==== Data supplied

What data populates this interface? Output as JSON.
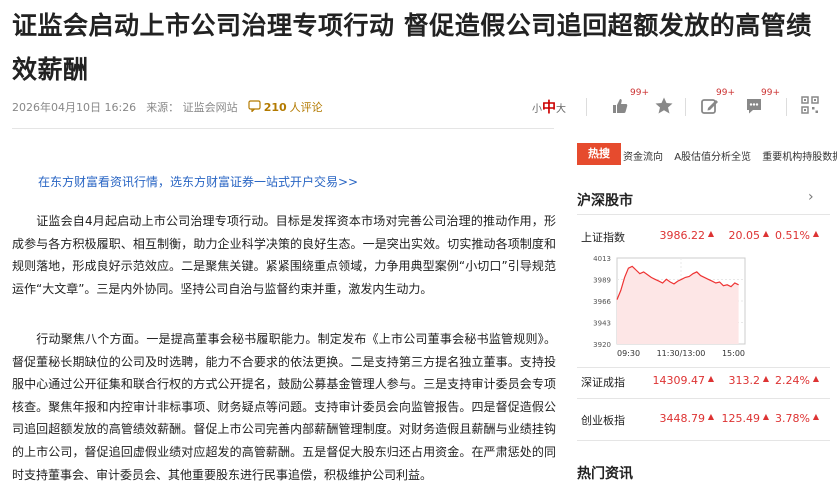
{
  "article": {
    "title": "证监会启动上市公司治理专项行动 督促造假公司追回超额发放的高管绩效薪酬",
    "date": "2026年04月10日 16:26",
    "source": "来源：  证监会网站",
    "comments_count": "210",
    "comments_suffix": "人评论",
    "ad_link": "在东方财富看资讯行情，选东方财富证券一站式开户交易>>",
    "paragraphs": [
      "证监会自4月起启动上市公司治理专项行动。目标是发挥资本市场对完善公司治理的推动作用，形成参与各方积极履职、相互制衡，助力企业科学决策的良好生态。一是突出实效。切实推动各项制度和规则落地，形成良好示范效应。二是聚焦关键。紧紧围绕重点领域，力争用典型案例“小切口”引导规范运作“大文章”。三是内外协同。坚持公司自治与监督约束并重，激发内生动力。",
      "行动聚焦八个方面。一是提高董事会秘书履职能力。制定发布《上市公司董事会秘书监管规则》。督促董秘长期缺位的公司及时选聘，能力不合要求的依法更换。二是支持第三方提名独立董事。支持投服中心通过公开征集和联合行权的方式公开提名，鼓励公募基金管理人参与。三是支持审计委员会专项核查。聚焦年报和内控审计非标事项、财务疑点等问题。支持审计委员会向监管报告。四是督促造假公司追回超额发放的高管绩效薪酬。督促上市公司完善内部薪酬管理制度。对财务造假且薪酬与业绩挂钩的上市公司，督促追回虚假业绩对应超发的高管薪酬。五是督促大股东归还占用资金。在严肃惩处的同时支持董事会、审计委员会、其他重要股东进行民事追偿，积极维护公司利益。"
    ]
  },
  "toolbar": {
    "font_small": "小",
    "font_mid": "中",
    "font_large": "大",
    "like_badge": "99+",
    "share_badge": "99+",
    "comment_badge": "99+"
  },
  "sidebar": {
    "hot_tag": "热搜",
    "hot_links": [
      "资金流向",
      "A股估值分析全览",
      "重要机构持股数据"
    ],
    "market_title": "沪深股市",
    "more": "›",
    "indices": [
      {
        "name": "上证指数",
        "value": "3986.22",
        "change": "20.05",
        "pct": "0.51%"
      },
      {
        "name": "深证成指",
        "value": "14309.47",
        "change": "313.2",
        "pct": "2.24%"
      },
      {
        "name": "创业板指",
        "value": "3448.79",
        "change": "125.49",
        "pct": "3.78%"
      }
    ],
    "hot_info_title": "热门资讯"
  },
  "chart_data": {
    "type": "line",
    "y_ticks": [
      "4013",
      "3989",
      "3966",
      "3943",
      "3920"
    ],
    "x_ticks": [
      "09:30",
      "11:30/13:00",
      "15:00"
    ],
    "ylim": [
      3920,
      4013
    ],
    "watermark": "东方财富",
    "series": [
      {
        "values": [
          3968,
          3978,
          3992,
          4002,
          4004,
          4000,
          3996,
          3998,
          3995,
          3992,
          3990,
          3988,
          3986,
          3990,
          3987,
          3985,
          3988,
          3990,
          3992,
          3993,
          3996,
          3998,
          3994,
          3992,
          3990,
          3988,
          3986,
          3987,
          3983,
          3984,
          3982,
          3986,
          3984
        ]
      }
    ],
    "colors": {
      "line": "#e33",
      "fill": "#fde6e6",
      "grid": "#e8e8e8"
    }
  }
}
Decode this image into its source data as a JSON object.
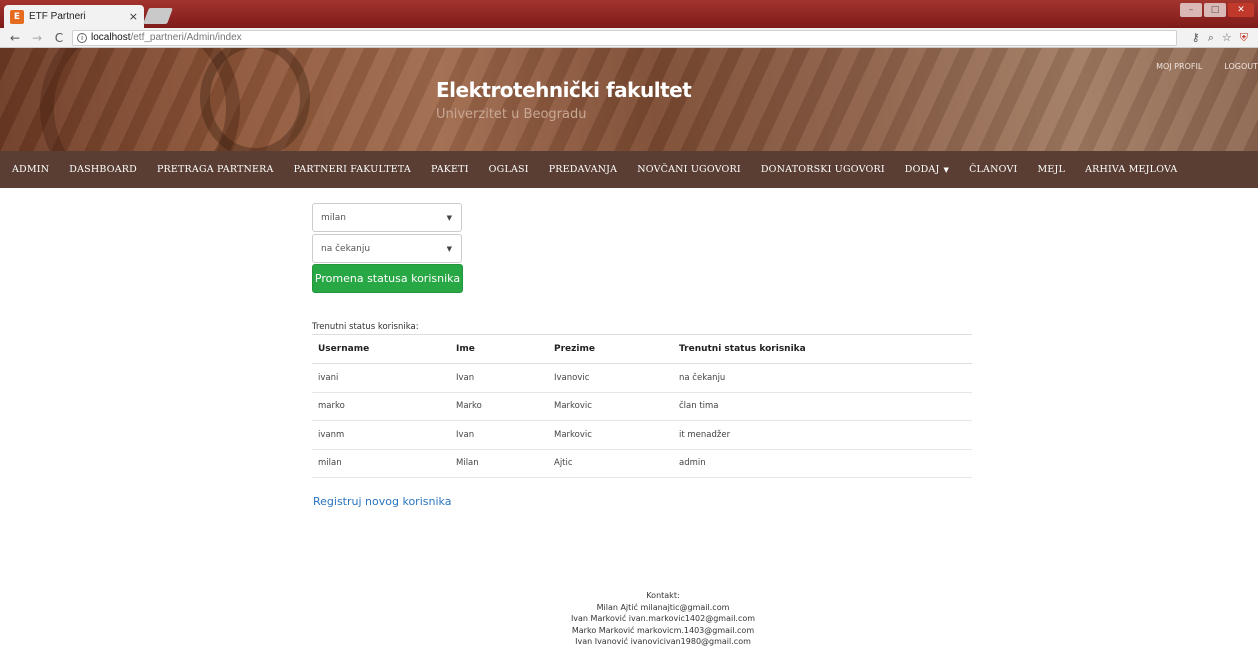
{
  "browser": {
    "tab_title": "ETF Partneri",
    "tab_close": "×",
    "url_host": "localhost",
    "url_path": "/etf_partneri/Admin/index"
  },
  "header": {
    "title": "Elektrotehnički fakultet",
    "subtitle": "Univerzitet u Beogradu",
    "links": [
      "MOJ PROFIL",
      "LOGOUT"
    ]
  },
  "nav": {
    "items": [
      "ADMIN",
      "DASHBOARD",
      "PRETRAGA PARTNERA",
      "PARTNERI FAKULTETA",
      "PAKETI",
      "OGLASI",
      "PREDAVANJA",
      "NOVČANI UGOVORI",
      "DONATORSKI UGOVORI",
      "DODAJ",
      "ČLANOVI",
      "MEJL",
      "ARHIVA MEJLOVA"
    ]
  },
  "form": {
    "user_select": "milan",
    "status_select": "na čekanju",
    "submit_label": "Promena statusa korisnika"
  },
  "table": {
    "caption": "Trenutni status korisnika:",
    "headers": [
      "Username",
      "Ime",
      "Prezime",
      "Trenutni status korisnika"
    ],
    "rows": [
      [
        "ivani",
        "Ivan",
        "Ivanovic",
        "na čekanju"
      ],
      [
        "marko",
        "Marko",
        "Markovic",
        "član tima"
      ],
      [
        "ivanm",
        "Ivan",
        "Markovic",
        "it menadžer"
      ],
      [
        "milan",
        "Milan",
        "Ajtic",
        "admin"
      ]
    ]
  },
  "register_link": "Registruj novog korisnika",
  "footer": {
    "label": "Kontakt:",
    "contacts": [
      "Milan Ajtić milanajtic@gmail.com",
      "Ivan Marković ivan.markovic1402@gmail.com",
      "Marko Marković markovicm.1403@gmail.com",
      "Ivan Ivanović ivanovicivan1980@gmail.com"
    ]
  },
  "colors": {
    "primary_button": "#28a745",
    "link": "#2a74c0",
    "navbar": "#5a3e33"
  }
}
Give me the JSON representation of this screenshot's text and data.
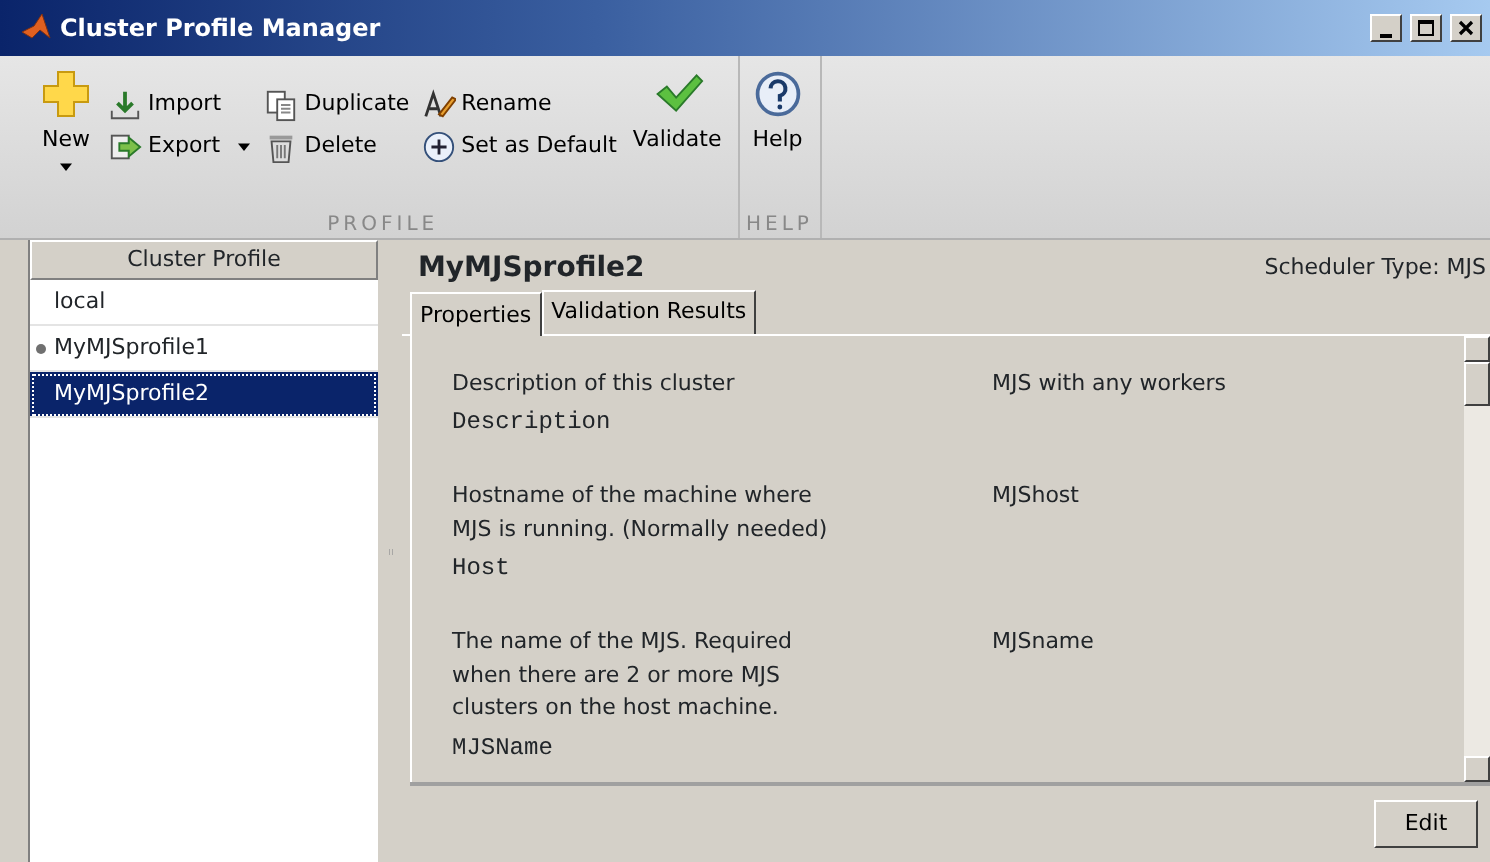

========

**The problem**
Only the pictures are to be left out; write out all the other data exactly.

**Solution below**
What data populates this interface? Output as JSON.
{
  "article": {
    "title": "证监会启动上市公司治理专项行动 督促造假公司追回超额发放的高管绩效薪酬",
    "date": "2026年04月10日 16:26",
    "source": "来源：  证监会网站",
    "comments_count": "210",
    "comments_suffix": "人评论",
    "ad_link": "在东方财富看资讯行情，选东方财富证券一站式开户交易>>",
    "paragraphs": [
      "证监会自4月起启动上市公司治理专项行动。目标是发挥资本市场对完善公司治理的推动作用，形成参与各方积极履职、相互制衡，助力企业科学决策的良好生态。一是突出实效。切实推动各项制度和规则落地，形成良好示范效应。二是聚焦关键。紧紧围绕重点领域，力争用典型案例“小切口”引导规范运作“大文章”。三是内外协同。坚持公司自治与监督约束并重，激发内生动力。",
      "行动聚焦八个方面。一是提高董事会秘书履职能力。制定发布《上市公司董事会秘书监管规则》。督促董秘长期缺位的公司及时选聘，能力不合要求的依法更换。二是支持第三方提名独立董事。支持投服中心通过公开征集和联合行权的方式公开提名，鼓励公募基金管理人参与。三是支持审计委员会专项核查。聚焦年报和内控审计非标事项、财务疑点等问题。支持审计委员会向监管报告。四是督促造假公司追回超额发放的高管绩效薪酬。督促上市公司完善内部薪酬管理制度。对财务造假且薪酬与业绩挂钩的上市公司，督促追回虚假业绩对应超发的高管薪酬。五是督促大股东归还占用资金。在严肃惩处的同时支持董事会、审计委员会、其他重要股东进行民事追偿，积极维护公司利益。"
    ]
  },
  "toolbar": {
    "font_small": "小",
    "font_mid": "中",
    "font_large": "大",
    "like_badge": "99+",
    "share_badge": "99+",
    "comment_badge": "99+"
  },
  "sidebar": {
    "hot_tag": "热搜",
    "hot_links": [
      "资金流向",
      "A股估值分析全览",
      "重要机构持股数据"
    ],
    "market_title": "沪深股市",
    "more": "›",
    "indices": [
      {
        "name": "上证指数",
        "value": "3986.22",
        "change": "20.05",
        "pct": "0.51%"
      },
      {
        "name": "深证成指",
        "value": "14309.47",
        "change": "313.2",
        "pct": "2.24%"
      },
      {
        "name": "创业板指",
        "value": "3448.79",
        "change": "125.49",
        "pct": "3.78%"
      }
    ],
    "hot_info_title": "热门资讯"
  },
  "chart_data": {
    "type": "line",
    "y_ticks": [
      "4013",
      "3989",
      "3966",
      "3943",
      "3920"
    ],
    "x_ticks": [
      "09:30",
      "11:30/13:00",
      "15:00"
    ],
    "ylim": [
      3920,
      4013
    ],
    "watermark": "东方财富",
    "series": [
      {
        "values": [
          3968,
          3978,
          3992,
          4002,
          4004,
          4000,
          3996,
          3998,
          3995,
          3992,
          3990,
          3988,
          3986,
          3990,
          3987,
          3985,
          3988,
          3990,
          3992,
          3993,
          3996,
          3998,
          3994,
          3992,
          3990,
          3988,
          3986,
          3987,
          3983,
          3984,
          3982,
          3986,
          3984
        ]
      }
    ],
    "colors": {
      "line": "#e33",
      "fill": "#fde6e6",
      "grid": "#e8e8e8"
    }
  }
}
Decode this image into its source data as a JSON object.
{
  "browser": {
    "tab_title": "ETF Partneri",
    "tab_close": "×",
    "url_host": "localhost",
    "url_path": "/etf_partneri/Admin/index"
  },
  "header": {
    "title": "Elektrotehnički fakultet",
    "subtitle": "Univerzitet u Beogradu",
    "links": [
      "MOJ PROFIL",
      "LOGOUT"
    ]
  },
  "nav": {
    "items": [
      "ADMIN",
      "DASHBOARD",
      "PRETRAGA PARTNERA",
      "PARTNERI FAKULTETA",
      "PAKETI",
      "OGLASI",
      "PREDAVANJA",
      "NOVČANI UGOVORI",
      "DONATORSKI UGOVORI",
      "DODAJ",
      "ČLANOVI",
      "MEJL",
      "ARHIVA MEJLOVA"
    ]
  },
  "form": {
    "user_select": "milan",
    "status_select": "na čekanju",
    "submit_label": "Promena statusa korisnika"
  },
  "table": {
    "caption": "Trenutni status korisnika:",
    "headers": [
      "Username",
      "Ime",
      "Prezime",
      "Trenutni status korisnika"
    ],
    "rows": [
      [
        "ivani",
        "Ivan",
        "Ivanovic",
        "na čekanju"
      ],
      [
        "marko",
        "Marko",
        "Markovic",
        "član tima"
      ],
      [
        "ivanm",
        "Ivan",
        "Markovic",
        "it menadžer"
      ],
      [
        "milan",
        "Milan",
        "Ajtic",
        "admin"
      ]
    ]
  },
  "register_link": "Registruj novog korisnika",
  "footer": {
    "label": "Kontakt:",
    "contacts": [
      "Milan Ajtić milanajtic@gmail.com",
      "Ivan Marković ivan.markovic1402@gmail.com",
      "Marko Marković markovicm.1403@gmail.com",
      "Ivan Ivanović ivanovicivan1980@gmail.com"
    ]
  },
  "colors": {
    "primary_button": "#28a745",
    "link": "#2a74c0",
    "navbar": "#5a3e33"
  }
}
Give me the JSON representation of this screenshot's text and data.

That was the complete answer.